-- TASK ITEM --
Determine how many lines below contain the word "Dated", then state only that figure.

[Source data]
##########
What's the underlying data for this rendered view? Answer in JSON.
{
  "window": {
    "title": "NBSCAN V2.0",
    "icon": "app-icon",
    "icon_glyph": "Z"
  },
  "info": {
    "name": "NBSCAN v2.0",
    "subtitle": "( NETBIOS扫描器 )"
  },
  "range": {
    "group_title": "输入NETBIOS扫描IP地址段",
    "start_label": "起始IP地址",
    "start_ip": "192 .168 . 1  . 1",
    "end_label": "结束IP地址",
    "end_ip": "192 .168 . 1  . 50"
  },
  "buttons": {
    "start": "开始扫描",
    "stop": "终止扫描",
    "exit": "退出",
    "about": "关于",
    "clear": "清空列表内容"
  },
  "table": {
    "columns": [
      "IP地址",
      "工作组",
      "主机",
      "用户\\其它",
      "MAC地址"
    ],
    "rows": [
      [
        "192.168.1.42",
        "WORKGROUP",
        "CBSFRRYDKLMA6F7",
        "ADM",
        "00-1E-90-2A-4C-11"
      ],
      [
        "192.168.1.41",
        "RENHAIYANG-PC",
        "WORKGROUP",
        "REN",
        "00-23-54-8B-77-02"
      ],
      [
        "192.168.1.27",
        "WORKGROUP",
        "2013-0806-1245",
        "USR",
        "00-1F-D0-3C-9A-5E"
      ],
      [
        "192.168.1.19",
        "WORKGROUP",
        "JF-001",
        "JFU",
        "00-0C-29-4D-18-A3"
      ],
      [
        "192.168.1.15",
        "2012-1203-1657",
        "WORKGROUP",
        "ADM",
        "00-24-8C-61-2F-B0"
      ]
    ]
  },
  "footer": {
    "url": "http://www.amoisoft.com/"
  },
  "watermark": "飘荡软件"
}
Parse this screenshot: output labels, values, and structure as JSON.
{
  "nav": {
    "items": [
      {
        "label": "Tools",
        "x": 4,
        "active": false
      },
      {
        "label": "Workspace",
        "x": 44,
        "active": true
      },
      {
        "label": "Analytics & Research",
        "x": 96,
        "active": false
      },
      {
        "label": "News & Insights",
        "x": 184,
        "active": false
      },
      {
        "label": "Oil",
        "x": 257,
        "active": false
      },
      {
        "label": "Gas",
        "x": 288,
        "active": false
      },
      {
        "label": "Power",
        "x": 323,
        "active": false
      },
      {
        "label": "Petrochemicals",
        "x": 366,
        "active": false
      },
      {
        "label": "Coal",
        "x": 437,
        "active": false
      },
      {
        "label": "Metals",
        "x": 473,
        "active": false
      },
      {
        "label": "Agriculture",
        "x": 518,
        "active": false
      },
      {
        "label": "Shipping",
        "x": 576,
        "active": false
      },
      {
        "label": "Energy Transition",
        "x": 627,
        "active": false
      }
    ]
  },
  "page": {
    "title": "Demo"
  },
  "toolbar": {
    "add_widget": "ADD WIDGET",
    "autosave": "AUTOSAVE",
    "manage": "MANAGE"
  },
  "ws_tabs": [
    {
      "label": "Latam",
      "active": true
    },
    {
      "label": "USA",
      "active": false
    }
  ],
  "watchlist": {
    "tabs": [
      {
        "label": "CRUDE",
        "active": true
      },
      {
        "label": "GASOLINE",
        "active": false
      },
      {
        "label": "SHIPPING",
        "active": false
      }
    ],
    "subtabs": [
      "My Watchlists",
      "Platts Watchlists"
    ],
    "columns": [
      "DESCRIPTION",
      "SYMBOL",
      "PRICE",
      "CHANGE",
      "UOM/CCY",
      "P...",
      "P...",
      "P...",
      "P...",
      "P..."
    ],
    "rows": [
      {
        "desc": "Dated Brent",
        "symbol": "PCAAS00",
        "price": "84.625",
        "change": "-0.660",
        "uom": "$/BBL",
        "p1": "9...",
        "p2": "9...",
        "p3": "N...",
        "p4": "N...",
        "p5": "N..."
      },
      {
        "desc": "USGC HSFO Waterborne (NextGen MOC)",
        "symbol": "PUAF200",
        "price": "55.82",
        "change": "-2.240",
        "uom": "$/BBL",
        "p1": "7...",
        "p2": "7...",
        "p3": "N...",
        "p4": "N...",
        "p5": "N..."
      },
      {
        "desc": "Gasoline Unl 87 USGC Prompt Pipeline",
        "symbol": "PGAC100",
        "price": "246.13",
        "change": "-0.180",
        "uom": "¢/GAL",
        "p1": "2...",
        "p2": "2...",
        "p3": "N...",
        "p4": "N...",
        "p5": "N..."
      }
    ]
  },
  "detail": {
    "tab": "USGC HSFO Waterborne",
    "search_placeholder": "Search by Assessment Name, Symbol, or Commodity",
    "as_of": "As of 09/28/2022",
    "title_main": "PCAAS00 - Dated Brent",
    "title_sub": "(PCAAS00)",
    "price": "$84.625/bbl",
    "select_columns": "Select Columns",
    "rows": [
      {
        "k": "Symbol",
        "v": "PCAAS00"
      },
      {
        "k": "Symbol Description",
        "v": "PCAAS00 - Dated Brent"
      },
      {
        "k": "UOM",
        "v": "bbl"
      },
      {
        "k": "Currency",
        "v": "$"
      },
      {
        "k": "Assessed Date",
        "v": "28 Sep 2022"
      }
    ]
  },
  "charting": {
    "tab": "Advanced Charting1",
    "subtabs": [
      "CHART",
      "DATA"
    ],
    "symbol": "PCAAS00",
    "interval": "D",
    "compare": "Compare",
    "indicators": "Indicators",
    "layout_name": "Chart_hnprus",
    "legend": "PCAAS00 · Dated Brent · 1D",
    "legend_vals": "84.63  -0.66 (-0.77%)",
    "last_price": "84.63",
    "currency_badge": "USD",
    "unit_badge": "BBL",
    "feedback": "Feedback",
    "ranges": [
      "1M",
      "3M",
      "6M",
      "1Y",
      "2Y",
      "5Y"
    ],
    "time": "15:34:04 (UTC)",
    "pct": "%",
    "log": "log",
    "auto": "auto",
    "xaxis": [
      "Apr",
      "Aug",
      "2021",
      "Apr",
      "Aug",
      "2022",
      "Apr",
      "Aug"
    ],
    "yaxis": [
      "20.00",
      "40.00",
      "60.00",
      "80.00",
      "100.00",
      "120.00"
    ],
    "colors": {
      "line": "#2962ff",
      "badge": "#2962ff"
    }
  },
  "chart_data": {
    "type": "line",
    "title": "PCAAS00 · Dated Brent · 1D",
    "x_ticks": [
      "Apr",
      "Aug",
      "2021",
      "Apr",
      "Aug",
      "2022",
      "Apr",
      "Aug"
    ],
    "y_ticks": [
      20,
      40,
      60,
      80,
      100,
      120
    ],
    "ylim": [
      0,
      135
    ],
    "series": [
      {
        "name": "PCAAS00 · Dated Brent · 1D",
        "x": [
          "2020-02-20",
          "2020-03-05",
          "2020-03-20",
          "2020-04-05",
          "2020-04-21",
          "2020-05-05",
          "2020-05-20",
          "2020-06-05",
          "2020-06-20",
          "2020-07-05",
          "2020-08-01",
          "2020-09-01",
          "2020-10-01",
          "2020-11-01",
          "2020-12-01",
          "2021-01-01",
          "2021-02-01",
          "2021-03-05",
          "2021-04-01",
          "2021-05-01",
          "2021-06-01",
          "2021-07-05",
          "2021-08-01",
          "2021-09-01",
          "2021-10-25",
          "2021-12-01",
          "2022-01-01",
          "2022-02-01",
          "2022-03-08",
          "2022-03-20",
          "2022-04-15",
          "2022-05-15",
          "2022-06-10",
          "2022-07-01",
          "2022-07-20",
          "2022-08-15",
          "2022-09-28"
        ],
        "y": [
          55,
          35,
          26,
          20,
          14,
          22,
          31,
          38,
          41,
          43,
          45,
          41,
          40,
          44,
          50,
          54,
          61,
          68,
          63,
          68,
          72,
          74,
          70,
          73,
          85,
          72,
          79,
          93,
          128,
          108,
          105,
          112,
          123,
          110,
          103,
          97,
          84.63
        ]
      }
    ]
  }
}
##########
-- SOLVED EXERCISE --
6